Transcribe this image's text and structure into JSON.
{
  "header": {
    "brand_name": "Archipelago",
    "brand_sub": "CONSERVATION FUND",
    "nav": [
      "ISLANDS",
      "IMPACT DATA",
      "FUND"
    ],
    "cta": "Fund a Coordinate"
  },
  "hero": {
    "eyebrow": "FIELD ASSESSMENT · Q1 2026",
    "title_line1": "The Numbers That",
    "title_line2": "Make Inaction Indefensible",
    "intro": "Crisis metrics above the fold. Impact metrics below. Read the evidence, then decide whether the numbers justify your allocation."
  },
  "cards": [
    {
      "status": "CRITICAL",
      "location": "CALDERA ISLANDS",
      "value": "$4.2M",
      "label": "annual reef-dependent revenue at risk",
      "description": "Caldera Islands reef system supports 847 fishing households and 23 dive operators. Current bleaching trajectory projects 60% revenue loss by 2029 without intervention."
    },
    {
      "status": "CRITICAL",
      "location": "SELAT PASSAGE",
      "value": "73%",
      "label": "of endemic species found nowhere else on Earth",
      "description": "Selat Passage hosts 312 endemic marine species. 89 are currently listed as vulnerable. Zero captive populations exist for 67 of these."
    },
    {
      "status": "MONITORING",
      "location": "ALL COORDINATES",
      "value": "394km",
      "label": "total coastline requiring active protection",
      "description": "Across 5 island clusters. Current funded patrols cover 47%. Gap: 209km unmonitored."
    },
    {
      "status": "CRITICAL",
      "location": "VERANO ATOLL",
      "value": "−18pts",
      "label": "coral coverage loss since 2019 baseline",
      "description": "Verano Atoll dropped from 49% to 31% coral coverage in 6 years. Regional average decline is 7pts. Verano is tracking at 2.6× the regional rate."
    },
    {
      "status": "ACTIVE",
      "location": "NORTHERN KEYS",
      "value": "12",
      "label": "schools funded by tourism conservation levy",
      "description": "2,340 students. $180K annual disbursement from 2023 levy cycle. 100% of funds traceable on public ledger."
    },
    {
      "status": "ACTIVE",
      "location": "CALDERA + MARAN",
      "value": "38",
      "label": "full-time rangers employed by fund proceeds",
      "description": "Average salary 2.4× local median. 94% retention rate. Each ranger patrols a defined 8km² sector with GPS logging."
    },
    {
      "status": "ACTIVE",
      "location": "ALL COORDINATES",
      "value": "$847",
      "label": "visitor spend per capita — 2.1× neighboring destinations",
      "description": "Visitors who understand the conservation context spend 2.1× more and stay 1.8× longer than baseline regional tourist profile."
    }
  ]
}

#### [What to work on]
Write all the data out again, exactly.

#### [Solution for this problem]
Transcribe this image's text and structure into JSON.
{
  "header": {
    "brand_name": "Archipelago",
    "brand_sub": "CONSERVATION FUND",
    "nav": [
      "ISLANDS",
      "IMPACT DATA",
      "FUND"
    ],
    "cta": "Fund a Coordinate"
  },
  "hero": {
    "eyebrow": "FIELD ASSESSMENT · Q1 2026",
    "title_line1": "The Numbers That",
    "title_line2": "Make Inaction Indefensible",
    "intro": "Crisis metrics above the fold. Impact metrics below. Read the evidence, then decide whether the numbers justify your allocation."
  },
  "cards": [
    {
      "status": "CRITICAL",
      "location": "CALDERA ISLANDS",
      "value": "$4.2M",
      "label": "annual reef-dependent revenue at risk",
      "description": "Caldera Islands reef system supports 847 fishing households and 23 dive operators. Current bleaching trajectory projects 60% revenue loss by 2029 without intervention."
    },
    {
      "status": "CRITICAL",
      "location": "SELAT PASSAGE",
      "value": "73%",
      "label": "of endemic species found nowhere else on Earth",
      "description": "Selat Passage hosts 312 endemic marine species. 89 are currently listed as vulnerable. Zero captive populations exist for 67 of these."
    },
    {
      "status": "MONITORING",
      "location": "ALL COORDINATES",
      "value": "394km",
      "label": "total coastline requiring active protection",
      "description": "Across 5 island clusters. Current funded patrols cover 47%. Gap: 209km unmonitored."
    },
    {
      "status": "CRITICAL",
      "location": "VERANO ATOLL",
      "value": "−18pts",
      "label": "coral coverage loss since 2019 baseline",
      "description": "Verano Atoll dropped from 49% to 31% coral coverage in 6 years. Regional average decline is 7pts. Verano is tracking at 2.6× the regional rate."
    },
    {
      "status": "ACTIVE",
      "location": "NORTHERN KEYS",
      "value": "12",
      "label": "schools funded by tourism conservation levy",
      "description": "2,340 students. $180K annual disbursement from 2023 levy cycle. 100% of funds traceable on public ledger."
    },
    {
      "status": "ACTIVE",
      "location": "CALDERA + MARAN",
      "value": "38",
      "label": "full-time rangers employed by fund proceeds",
      "description": "Average salary 2.4× local median. 94% retention rate. Each ranger patrols a defined 8km² sector with GPS logging."
    },
    {
      "status": "ACTIVE",
      "location": "ALL COORDINATES",
      "value": "$847",
      "label": "visitor spend per capita — 2.1× neighboring destinations",
      "description": "Visitors who understand the conservation context spend 2.1× more and stay 1.8× longer than baseline regional tourist profile."
    }
  ]
}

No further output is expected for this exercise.